Militant played an important part in determining that the miners would be defeated (just as their main successor organisation, the Socialist Party, played the key role in the public sector union’s recent shameful capitulation on pensions).

Faced with the necessity, in accordance with the development of the logic of the class struggle, of bringing the Liverpool labour movement into the fight which the miners were already waging, the leaders of the RSL-Militant funked it. They chose instead to make a short-term deal with the Tory government. They left the miners to fight alone! It was a piece of spectacularly narrow-minded “sectionalism”. How did "Marxists" come to behave like that?

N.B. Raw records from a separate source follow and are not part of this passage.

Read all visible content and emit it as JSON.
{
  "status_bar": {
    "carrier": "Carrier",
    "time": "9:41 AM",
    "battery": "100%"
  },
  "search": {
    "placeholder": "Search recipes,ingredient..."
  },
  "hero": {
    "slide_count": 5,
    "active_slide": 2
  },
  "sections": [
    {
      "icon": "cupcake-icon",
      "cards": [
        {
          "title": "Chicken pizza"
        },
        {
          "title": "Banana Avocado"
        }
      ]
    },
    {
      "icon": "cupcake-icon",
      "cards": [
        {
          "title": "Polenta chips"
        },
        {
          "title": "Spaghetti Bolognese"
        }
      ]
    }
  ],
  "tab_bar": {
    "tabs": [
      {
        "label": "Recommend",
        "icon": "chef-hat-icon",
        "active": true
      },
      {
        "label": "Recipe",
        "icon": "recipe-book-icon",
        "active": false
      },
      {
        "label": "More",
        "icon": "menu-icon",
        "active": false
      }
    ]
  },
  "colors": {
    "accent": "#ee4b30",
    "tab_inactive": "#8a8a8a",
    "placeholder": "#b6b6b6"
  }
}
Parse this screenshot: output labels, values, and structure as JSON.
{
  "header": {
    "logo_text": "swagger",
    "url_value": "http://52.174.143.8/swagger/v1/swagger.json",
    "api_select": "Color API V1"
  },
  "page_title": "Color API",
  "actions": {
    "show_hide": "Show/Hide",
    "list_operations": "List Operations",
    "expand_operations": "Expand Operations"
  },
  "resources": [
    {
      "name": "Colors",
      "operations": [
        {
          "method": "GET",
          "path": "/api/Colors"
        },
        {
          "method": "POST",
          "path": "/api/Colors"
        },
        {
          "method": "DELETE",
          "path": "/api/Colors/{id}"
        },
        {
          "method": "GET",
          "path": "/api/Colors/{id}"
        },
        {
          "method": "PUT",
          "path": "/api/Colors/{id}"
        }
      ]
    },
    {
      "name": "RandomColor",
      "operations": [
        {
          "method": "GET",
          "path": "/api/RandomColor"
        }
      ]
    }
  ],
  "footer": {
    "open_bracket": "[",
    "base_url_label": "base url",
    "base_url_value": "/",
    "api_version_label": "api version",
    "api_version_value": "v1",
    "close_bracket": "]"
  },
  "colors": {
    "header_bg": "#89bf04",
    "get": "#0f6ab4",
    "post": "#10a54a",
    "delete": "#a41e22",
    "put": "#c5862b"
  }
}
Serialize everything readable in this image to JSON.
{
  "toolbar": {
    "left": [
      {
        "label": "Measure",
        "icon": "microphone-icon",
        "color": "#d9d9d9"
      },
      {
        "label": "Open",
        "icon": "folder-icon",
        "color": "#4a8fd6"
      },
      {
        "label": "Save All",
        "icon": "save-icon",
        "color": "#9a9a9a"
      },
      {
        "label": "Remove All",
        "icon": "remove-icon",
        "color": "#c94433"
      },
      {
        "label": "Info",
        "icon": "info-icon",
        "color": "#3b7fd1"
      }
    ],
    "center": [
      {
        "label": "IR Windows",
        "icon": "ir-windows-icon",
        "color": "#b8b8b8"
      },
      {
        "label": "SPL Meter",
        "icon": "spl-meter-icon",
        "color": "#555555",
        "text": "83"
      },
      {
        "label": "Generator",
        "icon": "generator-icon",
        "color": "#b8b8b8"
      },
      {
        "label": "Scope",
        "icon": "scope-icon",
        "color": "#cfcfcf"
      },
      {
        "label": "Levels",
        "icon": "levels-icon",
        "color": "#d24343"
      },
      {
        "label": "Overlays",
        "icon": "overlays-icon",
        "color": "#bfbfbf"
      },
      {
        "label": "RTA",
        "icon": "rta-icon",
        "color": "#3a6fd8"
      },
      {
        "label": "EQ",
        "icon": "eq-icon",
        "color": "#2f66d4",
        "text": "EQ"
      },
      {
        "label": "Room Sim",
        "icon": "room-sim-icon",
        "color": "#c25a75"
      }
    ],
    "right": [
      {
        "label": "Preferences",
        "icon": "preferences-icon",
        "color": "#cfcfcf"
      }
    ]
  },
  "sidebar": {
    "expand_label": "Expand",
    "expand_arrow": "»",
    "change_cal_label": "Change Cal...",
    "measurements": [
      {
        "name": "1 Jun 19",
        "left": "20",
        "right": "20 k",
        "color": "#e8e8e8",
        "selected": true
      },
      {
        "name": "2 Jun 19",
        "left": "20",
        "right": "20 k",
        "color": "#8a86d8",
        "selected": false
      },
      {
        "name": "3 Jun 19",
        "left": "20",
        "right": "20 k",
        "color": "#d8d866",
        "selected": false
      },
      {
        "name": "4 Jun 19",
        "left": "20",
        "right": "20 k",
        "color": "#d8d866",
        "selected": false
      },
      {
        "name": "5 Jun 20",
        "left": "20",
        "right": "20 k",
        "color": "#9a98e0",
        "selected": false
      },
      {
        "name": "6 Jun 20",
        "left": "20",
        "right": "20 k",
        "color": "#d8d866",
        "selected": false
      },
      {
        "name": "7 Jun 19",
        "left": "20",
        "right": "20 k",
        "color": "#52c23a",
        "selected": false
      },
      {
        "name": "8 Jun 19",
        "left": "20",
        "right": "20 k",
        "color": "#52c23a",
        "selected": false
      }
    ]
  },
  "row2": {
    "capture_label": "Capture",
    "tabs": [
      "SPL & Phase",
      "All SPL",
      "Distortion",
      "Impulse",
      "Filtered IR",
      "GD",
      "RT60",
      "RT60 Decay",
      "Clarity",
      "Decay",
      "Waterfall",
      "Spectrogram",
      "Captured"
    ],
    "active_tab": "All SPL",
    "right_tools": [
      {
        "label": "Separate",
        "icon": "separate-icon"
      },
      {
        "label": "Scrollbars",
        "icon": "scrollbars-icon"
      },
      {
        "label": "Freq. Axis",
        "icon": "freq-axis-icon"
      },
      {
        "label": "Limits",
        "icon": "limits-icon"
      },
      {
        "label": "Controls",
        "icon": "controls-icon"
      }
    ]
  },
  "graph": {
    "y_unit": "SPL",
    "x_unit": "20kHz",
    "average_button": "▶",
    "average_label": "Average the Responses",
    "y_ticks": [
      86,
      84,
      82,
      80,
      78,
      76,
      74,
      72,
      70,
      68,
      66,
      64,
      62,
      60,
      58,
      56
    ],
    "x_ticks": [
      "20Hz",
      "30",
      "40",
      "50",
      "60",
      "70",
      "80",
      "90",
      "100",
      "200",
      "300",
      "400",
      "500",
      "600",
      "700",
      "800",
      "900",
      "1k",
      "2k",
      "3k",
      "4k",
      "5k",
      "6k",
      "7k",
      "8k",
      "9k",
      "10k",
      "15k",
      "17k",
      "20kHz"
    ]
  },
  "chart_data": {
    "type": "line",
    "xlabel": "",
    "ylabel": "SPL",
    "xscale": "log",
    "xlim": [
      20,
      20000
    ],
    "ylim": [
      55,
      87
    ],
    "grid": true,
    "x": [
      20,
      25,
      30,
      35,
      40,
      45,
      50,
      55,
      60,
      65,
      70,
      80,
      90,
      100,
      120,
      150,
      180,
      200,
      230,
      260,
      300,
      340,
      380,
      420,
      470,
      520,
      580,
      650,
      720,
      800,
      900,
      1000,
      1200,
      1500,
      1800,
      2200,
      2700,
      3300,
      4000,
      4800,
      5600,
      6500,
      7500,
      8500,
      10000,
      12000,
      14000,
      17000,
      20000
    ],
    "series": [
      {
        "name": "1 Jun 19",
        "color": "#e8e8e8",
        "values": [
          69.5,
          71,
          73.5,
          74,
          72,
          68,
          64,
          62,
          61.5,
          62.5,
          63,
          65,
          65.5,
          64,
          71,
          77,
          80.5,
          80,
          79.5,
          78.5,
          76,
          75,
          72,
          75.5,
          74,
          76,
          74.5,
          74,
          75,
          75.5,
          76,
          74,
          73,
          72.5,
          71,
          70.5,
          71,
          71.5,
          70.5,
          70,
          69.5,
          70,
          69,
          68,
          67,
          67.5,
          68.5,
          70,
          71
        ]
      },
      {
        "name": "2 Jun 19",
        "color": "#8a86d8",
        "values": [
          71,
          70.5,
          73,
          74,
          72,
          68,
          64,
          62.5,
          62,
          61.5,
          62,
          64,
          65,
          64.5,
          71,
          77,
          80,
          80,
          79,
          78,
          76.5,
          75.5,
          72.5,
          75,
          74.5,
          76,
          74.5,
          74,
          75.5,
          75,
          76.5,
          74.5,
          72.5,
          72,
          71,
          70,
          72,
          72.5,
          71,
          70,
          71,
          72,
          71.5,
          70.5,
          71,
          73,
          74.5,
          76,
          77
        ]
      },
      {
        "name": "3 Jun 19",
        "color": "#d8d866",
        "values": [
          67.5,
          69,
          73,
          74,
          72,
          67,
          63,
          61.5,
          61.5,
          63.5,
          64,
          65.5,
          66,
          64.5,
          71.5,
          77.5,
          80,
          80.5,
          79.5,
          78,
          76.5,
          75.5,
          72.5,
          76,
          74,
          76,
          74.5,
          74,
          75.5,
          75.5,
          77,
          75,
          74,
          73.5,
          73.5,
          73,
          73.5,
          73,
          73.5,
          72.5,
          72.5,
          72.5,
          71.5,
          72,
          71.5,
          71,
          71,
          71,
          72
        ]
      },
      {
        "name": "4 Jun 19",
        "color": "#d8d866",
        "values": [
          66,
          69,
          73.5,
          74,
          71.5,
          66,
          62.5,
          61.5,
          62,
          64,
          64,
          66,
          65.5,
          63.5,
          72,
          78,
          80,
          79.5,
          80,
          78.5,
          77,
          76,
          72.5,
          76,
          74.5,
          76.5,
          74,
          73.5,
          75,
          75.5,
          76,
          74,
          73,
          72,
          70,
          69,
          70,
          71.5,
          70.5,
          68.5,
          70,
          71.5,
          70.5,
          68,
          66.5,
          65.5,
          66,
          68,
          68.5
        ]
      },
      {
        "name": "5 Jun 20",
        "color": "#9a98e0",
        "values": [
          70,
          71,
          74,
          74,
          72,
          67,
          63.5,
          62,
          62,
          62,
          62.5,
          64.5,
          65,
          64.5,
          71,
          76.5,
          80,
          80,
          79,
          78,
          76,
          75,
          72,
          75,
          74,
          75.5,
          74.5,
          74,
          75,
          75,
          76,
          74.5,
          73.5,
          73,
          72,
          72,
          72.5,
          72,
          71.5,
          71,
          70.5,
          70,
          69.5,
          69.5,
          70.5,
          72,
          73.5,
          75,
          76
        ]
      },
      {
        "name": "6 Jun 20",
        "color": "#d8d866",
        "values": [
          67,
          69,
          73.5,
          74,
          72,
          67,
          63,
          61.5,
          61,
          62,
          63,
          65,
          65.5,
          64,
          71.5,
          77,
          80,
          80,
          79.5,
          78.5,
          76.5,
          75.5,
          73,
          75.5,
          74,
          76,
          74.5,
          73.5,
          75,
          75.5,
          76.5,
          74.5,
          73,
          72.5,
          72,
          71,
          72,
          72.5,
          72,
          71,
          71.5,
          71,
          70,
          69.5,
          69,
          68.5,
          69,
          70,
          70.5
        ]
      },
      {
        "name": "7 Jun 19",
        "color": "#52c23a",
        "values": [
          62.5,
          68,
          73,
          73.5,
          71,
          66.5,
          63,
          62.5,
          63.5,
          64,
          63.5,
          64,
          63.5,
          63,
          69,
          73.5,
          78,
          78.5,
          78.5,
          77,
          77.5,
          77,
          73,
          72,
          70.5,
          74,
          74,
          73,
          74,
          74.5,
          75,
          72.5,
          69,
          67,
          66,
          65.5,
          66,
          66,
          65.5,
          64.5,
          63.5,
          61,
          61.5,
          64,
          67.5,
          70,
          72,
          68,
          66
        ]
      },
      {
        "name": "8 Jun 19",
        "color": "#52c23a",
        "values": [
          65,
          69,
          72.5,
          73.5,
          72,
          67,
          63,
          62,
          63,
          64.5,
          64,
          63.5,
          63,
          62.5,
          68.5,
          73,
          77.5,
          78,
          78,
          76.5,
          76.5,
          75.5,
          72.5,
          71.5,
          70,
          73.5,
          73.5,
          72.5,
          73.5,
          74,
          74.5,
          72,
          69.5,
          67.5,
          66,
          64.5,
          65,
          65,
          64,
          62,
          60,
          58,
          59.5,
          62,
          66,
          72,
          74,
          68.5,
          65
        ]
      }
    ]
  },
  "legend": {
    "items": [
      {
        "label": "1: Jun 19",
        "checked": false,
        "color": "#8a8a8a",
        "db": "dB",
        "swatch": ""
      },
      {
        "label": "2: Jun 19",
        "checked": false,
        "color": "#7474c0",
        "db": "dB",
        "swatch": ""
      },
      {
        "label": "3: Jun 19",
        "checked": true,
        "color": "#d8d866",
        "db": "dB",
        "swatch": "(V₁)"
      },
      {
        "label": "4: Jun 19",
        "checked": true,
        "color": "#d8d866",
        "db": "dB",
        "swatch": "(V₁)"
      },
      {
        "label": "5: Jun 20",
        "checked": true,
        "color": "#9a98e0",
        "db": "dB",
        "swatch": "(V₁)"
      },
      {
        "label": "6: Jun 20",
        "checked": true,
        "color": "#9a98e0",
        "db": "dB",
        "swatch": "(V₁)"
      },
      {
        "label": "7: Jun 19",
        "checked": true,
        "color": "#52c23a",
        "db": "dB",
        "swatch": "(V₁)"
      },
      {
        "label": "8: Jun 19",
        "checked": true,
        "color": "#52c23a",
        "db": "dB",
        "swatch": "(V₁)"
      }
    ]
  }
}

Militant was primarly concerned to protect its own position and its own organisation in Liverpool, and that is what they chose to do. They did it with the shortsightedness of the crassest old-style reformists. They decided to sit out the miners' strike! The fact that Militant in Liverpool was led by the strange figure of Derek Hatton, who turned the whole affair into a joke-shop burlesque of politics, put the cap and bells on it.

By their nature, Grant’s great big predictions, for example, about the USSR, could only be “platonic” assessments and projections. In Liverpool in 1984-5, Grant and his comrades, by deciding to “sit out” the miners’ strike, the most important working-class battle since before the Second World War, made a major contribution to determining what would happen in the main front of the class struggle then. Their deal with the Tory Government freed Thatcher to concentrate on crushing the miners. And that shaped events in the Labour Party too. The depression that followed the miners’ defeat helped the Kinnockites crush the Labour left, and Militant too.

It has not been given to many Trotskyist organisations to shape major events like the outcome of the 1984-5 Miners' strike. The working class has paid a terrible price for that defeat, which Militant, by keeping the Liverpool Labour Movement out of the fight in 1984, helped inflict on the working class.

Like the working class, the labour movement and Marxist organisations like Socialist Organiser (the predecessor of the Alliance for Worker's Liberty), Militant too played a terrible price. By ratting on the miners it helped create in Liverpool the conditions for its own destruction.

The Liverpool experience was the “high point”, and the lowest point, in the history of the organisation Ted Grant built.

Some readings on the Grant tendency:

Militant in the 1960s, by John O'Mahony

Liverpool 1984-5, by Martin Thomas - the fiasco of Liverpool City Council under 'Militant' leadership

Liverpool: what went wrong, by Sean Matgamna

What We Are And What We Must Become, a critique of Militant written in 1966.

Militant, Afghanistan, and the 'colonial revolution'